Roy attended No. 1 School of Military Aeronautics in Reading, England and on 30 May he received a commission in the Royal Flying Corps. After another six weeks of flight school he was transferred to No. 64 Training Squadron, spending two months with them. During that time he attended Ruffy-Baumann School in Acton, near London, where he trained on the Caudron biplane. He graduated as a Flying Officer on 27 August 1917. In September he was attached to No. 5 Squadron and sent to France with the rank of Flight 2nd Lieutenant. No. 5 Squadron worked closely with the Canadian Corps, specializing in artillery observation, but they also did night reconnaissance and carried out bombing missions. On 16 February 1918 Roy was sent on a bombing operation over the German lines. He was flying an R.E.8, a British biplane used as a reconnaissance and bomber aircraft. During the mission Roy’s plane was hit by artillery or gun fire and he was forced to land in enemy territory. He was wounded and taken as a prisoner of war.

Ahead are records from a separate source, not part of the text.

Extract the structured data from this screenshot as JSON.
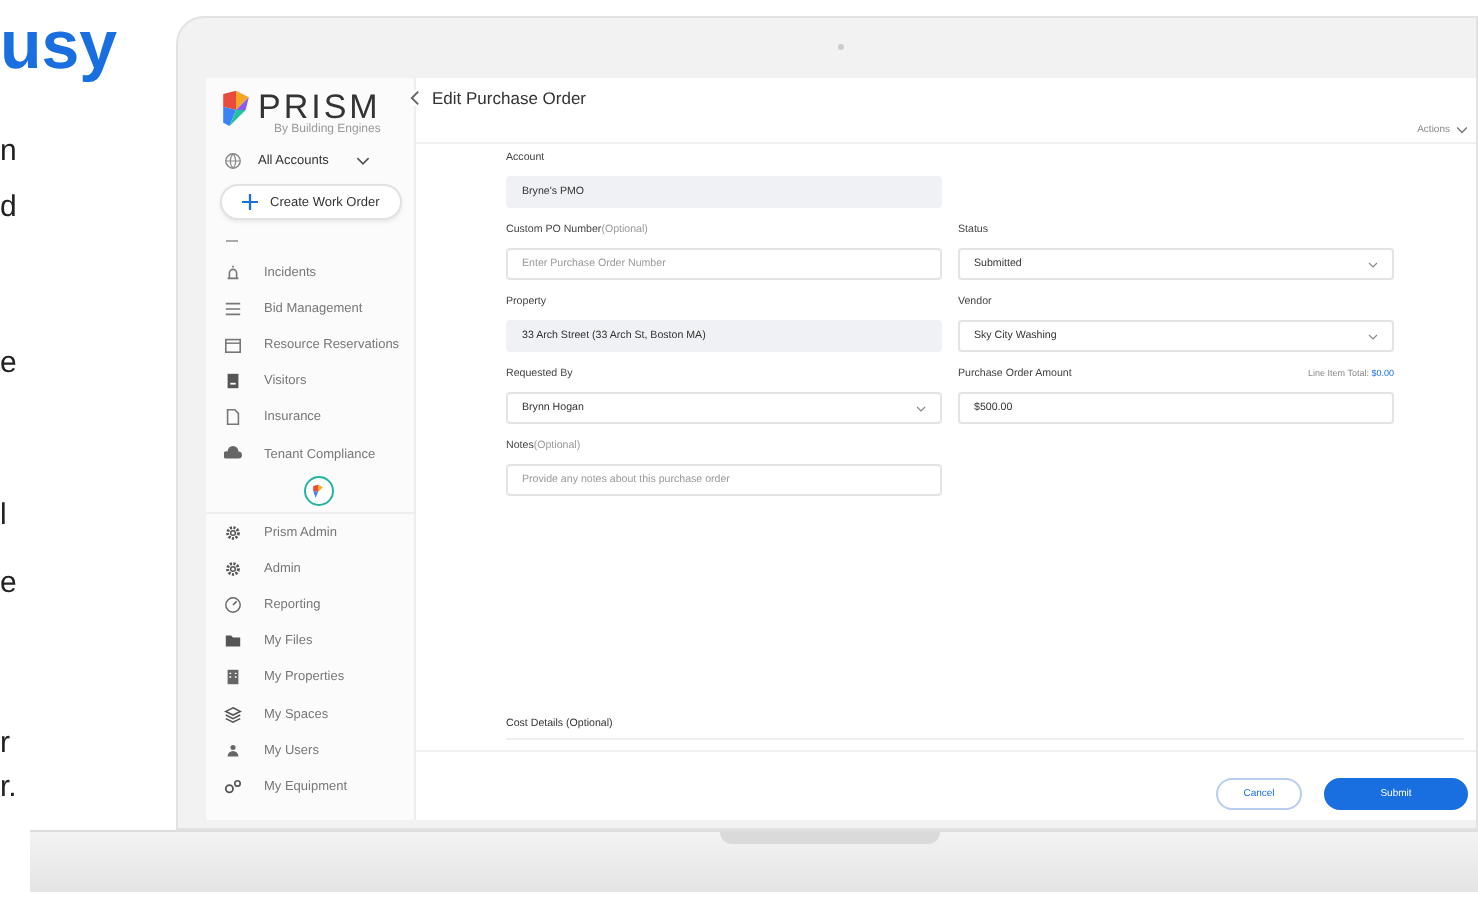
{
  "side_text": {
    "heading": "usy",
    "fragments": [
      "n",
      "d",
      "e",
      "l",
      "e",
      "r",
      "r."
    ]
  },
  "sidebar": {
    "logo": {
      "name": "PRISM",
      "tagline": "By Building Engines"
    },
    "account_selector": "All Accounts",
    "create_button": "Create Work Order",
    "items": [
      {
        "label": "Incidents"
      },
      {
        "label": "Bid Management"
      },
      {
        "label": "Resource Reservations"
      },
      {
        "label": "Visitors"
      },
      {
        "label": "Insurance"
      },
      {
        "label": "Tenant Compliance"
      }
    ],
    "admin_items": [
      {
        "label": "Prism Admin"
      },
      {
        "label": "Admin"
      },
      {
        "label": "Reporting"
      },
      {
        "label": "My Files"
      },
      {
        "label": "My Properties"
      },
      {
        "label": "My Spaces"
      },
      {
        "label": "My Users"
      },
      {
        "label": "My Equipment"
      }
    ]
  },
  "header": {
    "title": "Edit Purchase Order",
    "actions": "Actions"
  },
  "form": {
    "rows": [
      [
        {
          "label": "Account",
          "kind": "readonly",
          "value": "Bryne's PMO"
        }
      ],
      [
        {
          "label": "Custom PO Number",
          "optional": "(Optional)",
          "kind": "input",
          "placeholder": "Enter Purchase Order Number"
        },
        {
          "label": "Status",
          "kind": "select",
          "value": "Submitted"
        }
      ],
      [
        {
          "label": "Property",
          "kind": "readonly",
          "value": "33 Arch Street (33 Arch St, Boston MA)"
        },
        {
          "label": "Vendor",
          "kind": "select",
          "value": "Sky City Washing"
        }
      ],
      [
        {
          "label": "Requested By",
          "kind": "select",
          "value": "Brynn Hogan"
        },
        {
          "label": "Purchase Order Amount",
          "kind": "input",
          "value": "$500.00",
          "note": "Line Item Total:",
          "note_value": "$0.00"
        }
      ],
      [
        {
          "label": "Notes",
          "optional": "(Optional)",
          "kind": "input",
          "placeholder": "Provide any notes about this purchase order"
        }
      ]
    ],
    "cost_details": "Cost Details (Optional)"
  },
  "footer": {
    "buttons": [
      {
        "label": "Cancel",
        "kind": "secondary"
      },
      {
        "label": "Submit",
        "kind": "primary"
      }
    ]
  }
}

In a letter to his brother Andrew, published in the Kenora newspaper that May, he said he had recovered from his wound except for a slight limp. He wrote the letter from Karlsruhe, an officers’ prison camp in southwest Germany, not far from the French border. He spent eight months as a prisoner of war and he may have been moved to other camps during that time. The Armistice ended hostilities on 11 November and Roy was repatriated to England about two weeks later.

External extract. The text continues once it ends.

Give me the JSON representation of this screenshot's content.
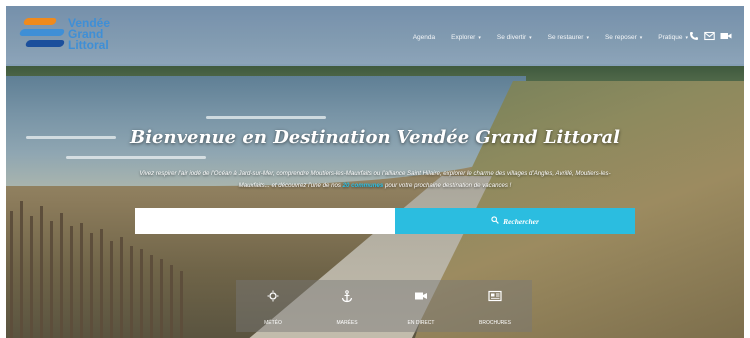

On 1 April 1918 the Royal Flying Corps and Royal Naval Air Service had been amalgamated to form the Royal Air Force. Following a period of leave in December 1918 Roy continued to serve as a pilot but he was now a Lieutenant in the RAF. In May 1919 he volunteered to go to Archangel to take part in the North Russia campaign. Archangel was on the White Sea, just east of Finland, and the campaign was a continuation of the fight against the Bolsheviks that had started with the Allied intervention in the spring of 1918. The aviation corps consisted of both British and Russian personnel and they were kept very busy. At that latitude there were long hours of daylight in the summer and the pilots provided ongoing support for the ground and naval forces as well as carrying out bombing and reconnaissance missions. Roy served there until late September 1919, when the British forces were withdrawn. He returned to England where he was discharged from service at the end of October, five years after enlisting.
After the war
Roy arrived in Halifax on the SS Baltic on 8 November and he was back in Kenora four days later. On the ship’s passenger manifest his destination was listed as Expanse, Saskatchewan, where his brother Andrew lived. Roy may have spent some time in Expanse but when the 1921 census was taken he was lodging at the Railway YMCA in Kenora and working as a watchmaker. In October 1921 he was married in Winnipeg to a Kenora girl, Ethel Holland, the oldest daughter of Arthur and Margaret Holland. Roy and Ethel made their home in Kenora and they had one child, their son Carmen Leroy, who was born in 1922. Roy became the manager of a jewellery store and later worked for an oil company. He was very involved in local amateur sports, acting as president, manager or coach for several hockey and baseball teams. His son Carmen enlisted with the Royal Field Artillery in the Second World War and served in France, Belgium and Germany. He married a war bride, Mary Margaret Carroll, in 1943 in Scotland. Carmen was also very active in sports, playing both hockey and baseball, and very involved in the local militia and the Legion. Sadly he died suddenly in January 1947 at age 24, in Deer Lodge Hospital in Winnipeg. His death was considered to be due to service and at his funeral there was a guard of honour and firing party. Roy passed away later that same year, on 29 November 1947, after an illness of several months. He was survived by his wife Ethel, his daughter-in-law Margaret, his sister Mrs. Charlotte Dodds of Vancouver and two brothers, David Maitland of Chilliwack, BC and Norman of Wingham, Ontario. Roy and his son are both buried in Lake of the Woods Cemetery in Kenora.
By Becky Johnson